*WORK ITEM*
Search the records for lines with the word "content" and copy each match.

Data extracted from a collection
● ● ● ● ● ● ●

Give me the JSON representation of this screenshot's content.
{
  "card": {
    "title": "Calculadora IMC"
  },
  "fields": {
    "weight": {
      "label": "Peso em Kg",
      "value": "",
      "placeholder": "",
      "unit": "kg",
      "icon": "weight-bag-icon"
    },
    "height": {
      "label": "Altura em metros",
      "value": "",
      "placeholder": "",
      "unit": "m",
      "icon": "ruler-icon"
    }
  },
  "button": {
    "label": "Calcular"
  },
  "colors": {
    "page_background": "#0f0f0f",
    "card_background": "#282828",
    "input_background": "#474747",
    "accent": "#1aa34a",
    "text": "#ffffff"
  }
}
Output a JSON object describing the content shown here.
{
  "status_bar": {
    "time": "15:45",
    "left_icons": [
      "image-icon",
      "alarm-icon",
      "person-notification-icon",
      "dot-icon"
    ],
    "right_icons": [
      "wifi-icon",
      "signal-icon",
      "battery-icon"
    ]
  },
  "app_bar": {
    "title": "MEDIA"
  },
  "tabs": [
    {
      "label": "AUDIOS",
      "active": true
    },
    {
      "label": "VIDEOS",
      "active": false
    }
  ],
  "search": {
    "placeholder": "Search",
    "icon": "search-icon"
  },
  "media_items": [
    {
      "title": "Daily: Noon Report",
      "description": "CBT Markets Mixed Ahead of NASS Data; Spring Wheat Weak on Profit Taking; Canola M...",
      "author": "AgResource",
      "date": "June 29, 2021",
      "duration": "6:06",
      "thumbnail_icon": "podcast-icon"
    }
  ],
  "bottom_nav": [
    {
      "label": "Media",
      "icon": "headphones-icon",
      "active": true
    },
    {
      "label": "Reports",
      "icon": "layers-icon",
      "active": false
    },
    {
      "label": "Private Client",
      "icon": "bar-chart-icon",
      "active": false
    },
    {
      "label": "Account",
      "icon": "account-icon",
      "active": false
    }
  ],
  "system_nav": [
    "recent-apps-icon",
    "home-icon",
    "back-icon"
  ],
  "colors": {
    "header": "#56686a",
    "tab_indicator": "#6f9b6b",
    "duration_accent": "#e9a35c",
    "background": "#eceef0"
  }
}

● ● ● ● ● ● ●

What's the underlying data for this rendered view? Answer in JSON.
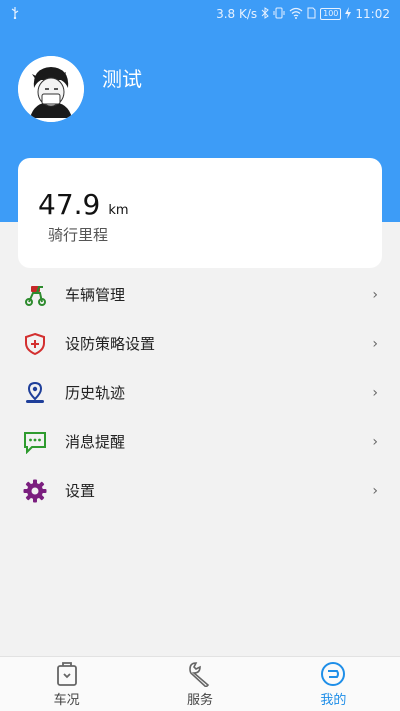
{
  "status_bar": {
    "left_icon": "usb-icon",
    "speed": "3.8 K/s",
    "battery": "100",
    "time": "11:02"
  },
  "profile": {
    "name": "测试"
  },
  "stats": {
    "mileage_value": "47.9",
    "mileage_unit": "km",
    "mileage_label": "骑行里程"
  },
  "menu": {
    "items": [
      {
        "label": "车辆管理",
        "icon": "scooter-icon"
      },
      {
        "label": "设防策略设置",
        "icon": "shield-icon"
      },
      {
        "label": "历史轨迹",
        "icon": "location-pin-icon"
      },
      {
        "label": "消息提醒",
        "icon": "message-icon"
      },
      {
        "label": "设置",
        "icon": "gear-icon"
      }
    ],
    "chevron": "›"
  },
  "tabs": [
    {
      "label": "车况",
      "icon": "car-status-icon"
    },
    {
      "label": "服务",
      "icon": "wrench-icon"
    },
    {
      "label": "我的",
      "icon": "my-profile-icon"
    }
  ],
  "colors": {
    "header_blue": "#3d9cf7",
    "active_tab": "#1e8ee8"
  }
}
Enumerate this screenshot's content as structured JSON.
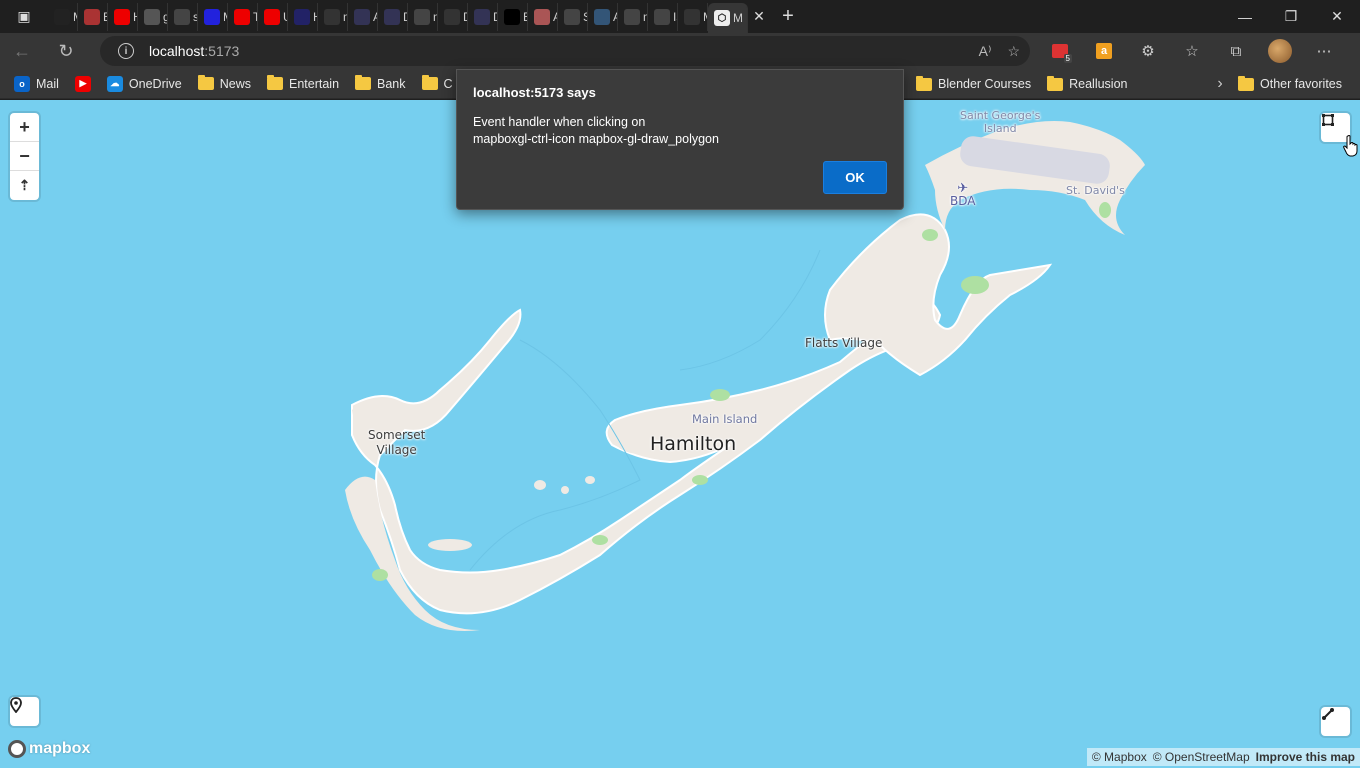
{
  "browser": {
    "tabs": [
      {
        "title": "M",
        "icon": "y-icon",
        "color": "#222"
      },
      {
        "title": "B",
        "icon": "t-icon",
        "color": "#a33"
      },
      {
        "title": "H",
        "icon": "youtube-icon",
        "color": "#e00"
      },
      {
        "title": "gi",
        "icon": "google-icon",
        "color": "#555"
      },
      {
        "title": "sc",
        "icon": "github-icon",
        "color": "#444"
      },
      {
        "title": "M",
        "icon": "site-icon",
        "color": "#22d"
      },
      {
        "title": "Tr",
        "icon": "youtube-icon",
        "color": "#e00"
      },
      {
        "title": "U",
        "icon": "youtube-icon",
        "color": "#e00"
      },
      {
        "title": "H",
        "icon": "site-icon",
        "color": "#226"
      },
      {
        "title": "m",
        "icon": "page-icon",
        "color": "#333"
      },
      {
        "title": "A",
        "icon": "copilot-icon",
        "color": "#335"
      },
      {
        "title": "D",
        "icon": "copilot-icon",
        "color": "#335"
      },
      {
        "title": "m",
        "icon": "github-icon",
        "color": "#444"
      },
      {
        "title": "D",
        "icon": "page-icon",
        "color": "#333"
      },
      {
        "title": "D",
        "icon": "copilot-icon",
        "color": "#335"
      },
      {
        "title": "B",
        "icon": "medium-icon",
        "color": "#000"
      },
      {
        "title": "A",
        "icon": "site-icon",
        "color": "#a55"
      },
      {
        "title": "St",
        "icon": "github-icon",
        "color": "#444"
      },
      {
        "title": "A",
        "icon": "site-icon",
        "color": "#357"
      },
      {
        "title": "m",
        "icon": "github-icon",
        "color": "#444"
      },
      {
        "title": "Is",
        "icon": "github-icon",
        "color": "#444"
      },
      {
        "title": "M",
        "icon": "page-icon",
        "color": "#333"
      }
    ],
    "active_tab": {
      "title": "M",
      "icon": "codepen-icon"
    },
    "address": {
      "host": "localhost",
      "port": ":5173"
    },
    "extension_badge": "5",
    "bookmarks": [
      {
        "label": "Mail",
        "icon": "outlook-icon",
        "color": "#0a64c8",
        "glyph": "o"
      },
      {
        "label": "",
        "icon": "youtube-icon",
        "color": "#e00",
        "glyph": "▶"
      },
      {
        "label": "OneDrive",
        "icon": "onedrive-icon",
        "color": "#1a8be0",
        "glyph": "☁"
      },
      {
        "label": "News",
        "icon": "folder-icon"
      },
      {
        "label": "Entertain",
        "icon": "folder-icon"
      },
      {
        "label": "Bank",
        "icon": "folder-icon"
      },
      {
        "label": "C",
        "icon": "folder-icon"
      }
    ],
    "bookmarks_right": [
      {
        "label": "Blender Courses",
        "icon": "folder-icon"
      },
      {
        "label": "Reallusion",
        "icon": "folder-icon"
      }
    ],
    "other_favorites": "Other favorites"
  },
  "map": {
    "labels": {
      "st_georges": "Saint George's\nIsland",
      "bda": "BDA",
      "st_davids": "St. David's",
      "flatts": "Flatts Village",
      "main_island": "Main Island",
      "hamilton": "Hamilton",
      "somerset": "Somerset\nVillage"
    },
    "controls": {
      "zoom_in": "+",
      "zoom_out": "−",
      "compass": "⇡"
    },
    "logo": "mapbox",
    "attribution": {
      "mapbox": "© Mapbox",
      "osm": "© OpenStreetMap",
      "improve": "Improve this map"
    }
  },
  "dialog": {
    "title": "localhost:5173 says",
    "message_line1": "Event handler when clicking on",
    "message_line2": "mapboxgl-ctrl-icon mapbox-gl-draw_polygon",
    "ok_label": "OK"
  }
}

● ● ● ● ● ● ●

*EXERCISE RESULT*
Give me the JSON representation of this screenshot's content.
Output a JSON object describing the content shown here.
Enumerate this screenshot's content as structured JSON.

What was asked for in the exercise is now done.